Russian ruble
Russian ruble has fluctuated wildly since the central bank hiked interest rates Reuters

The drastic downturn in Russia's economy could be further exacerbated after German Chancellor Angela Merkel revealed the European Union is unlikely to lift sanctions on the country any time soon.

Merkel said in the German parliament that sanctions remain necessary as long as Russia fails to respect Ukrainian sovereignty in the Crimea. She added that these measures help ensure "European security with Russia, not against Russia".

"As long as we do not reach this goal sanctions remain unavoidable, though I would like to reiterate that they were not and are not an end in themselves," she said.

The ruble tumbled by more than 2% on 18 December and its value has fallen 45% during the course of 2014, as crippling EU sanctions damage the economy.
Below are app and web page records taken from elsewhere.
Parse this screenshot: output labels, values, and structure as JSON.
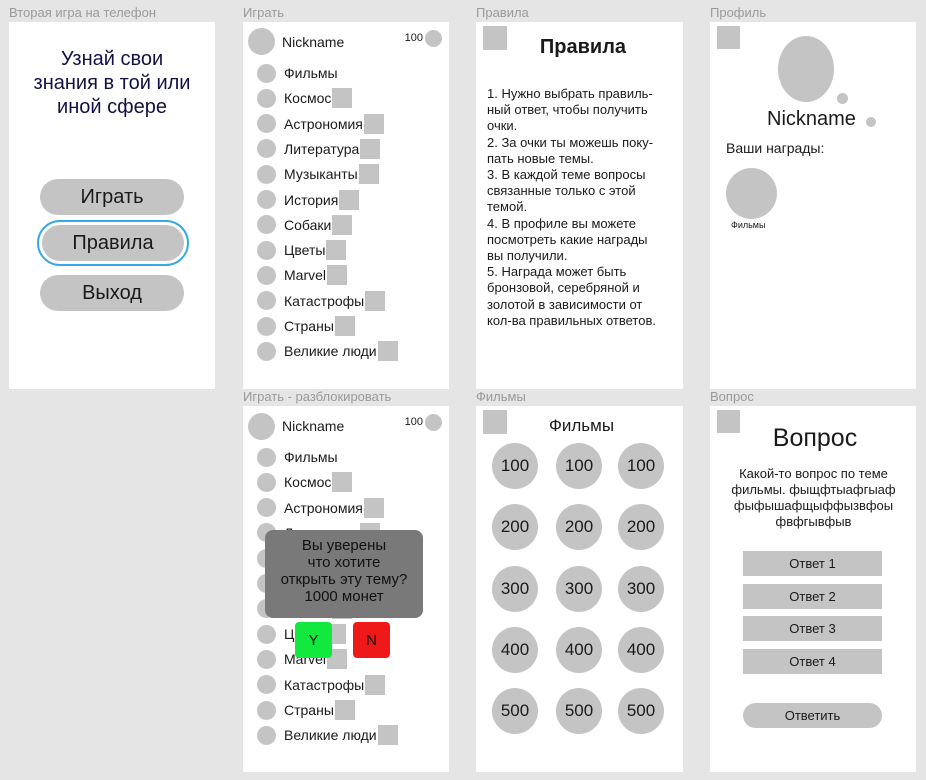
{
  "frames": {
    "home": "Вторая игра на телефон",
    "play": "Играть",
    "rules": "Правила",
    "profile": "Профиль",
    "unlock": "Играть - разблокировать",
    "films": "Фильмы",
    "question": "Вопрос"
  },
  "home": {
    "headline_lines": [
      "Узнай свои",
      "знания в той или",
      "иной сфере"
    ],
    "play_button": "Играть",
    "rules_button": "Правила",
    "exit_button": "Выход"
  },
  "player": {
    "nickname": "Nickname",
    "coins": "100"
  },
  "topics": [
    {
      "label": "Фильмы",
      "locked": false
    },
    {
      "label": "Космос",
      "locked": true
    },
    {
      "label": "Астрономия",
      "locked": true
    },
    {
      "label": "Литература",
      "locked": true
    },
    {
      "label": "Музыканты",
      "locked": true
    },
    {
      "label": "История",
      "locked": true
    },
    {
      "label": "Собаки",
      "locked": true
    },
    {
      "label": "Цветы",
      "locked": true
    },
    {
      "label": "Marvel",
      "locked": true
    },
    {
      "label": "Катастрофы",
      "locked": true
    },
    {
      "label": "Страны",
      "locked": true
    },
    {
      "label": "Великие люди",
      "locked": true
    }
  ],
  "rules": {
    "title": "Правила",
    "lines": [
      "1. Нужно выбрать правиль-",
      "ный ответ, чтобы получить",
      "очки.",
      "2. За очки ты можешь поку-",
      "пать новые темы.",
      "3. В каждой теме вопросы",
      "связанные только с этой",
      "темой.",
      "4. В профиле вы можете",
      "посмотреть какие награды",
      "вы получили.",
      "5. Награда может быть",
      "бронзовой, серебряной и",
      "золотой в зависимости от",
      "кол-ва правильных ответов."
    ]
  },
  "profile": {
    "nickname": "Nickname",
    "awards_label": "Ваши награды:",
    "award_name": "Фильмы"
  },
  "unlock": {
    "dialog_lines": [
      "Вы уверены",
      "что хотите",
      "открыть эту тему?",
      "1000 монет"
    ],
    "yes_label": "Y",
    "no_label": "N",
    "yes_color": "#13e83f",
    "no_color": "#f01919"
  },
  "films": {
    "title": "Фильмы",
    "prices": [
      "100",
      "200",
      "300",
      "400",
      "500"
    ]
  },
  "question": {
    "title": "Вопрос",
    "text_lines": [
      "Какой-то вопрос по теме",
      "фильмы. фыщфтыафгыаф",
      "фыфышафщыффызвфоы",
      "фвфгывфыв"
    ],
    "answers": [
      "Ответ 1",
      "Ответ 2",
      "Ответ 3",
      "Ответ 4"
    ],
    "submit_label": "Ответить"
  },
  "colors": {
    "selection": "#35a8e8",
    "headline": "#111144",
    "placeholder": "#c4c4c4"
  }
}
The Russian currency is more than 50% down against the dollar from 2013.

In November, the Bank of Russia announced plans to free-float the ruble, having already pumped some $80bn into the foreign currency markets in an effort to arrest its decline.

On 15 December, the central bank implemented an emergency interest rate hike to 17% in a failed attempt to tackle its currency's freefall.

"Russia is going into decline," former Prime Minister Mikhail Kasyanov, a prominent opponent of Russian President Vladimir Putin, said yesterday [17 December].

Putin is addressing the nation in a news conference at 0900 GMT.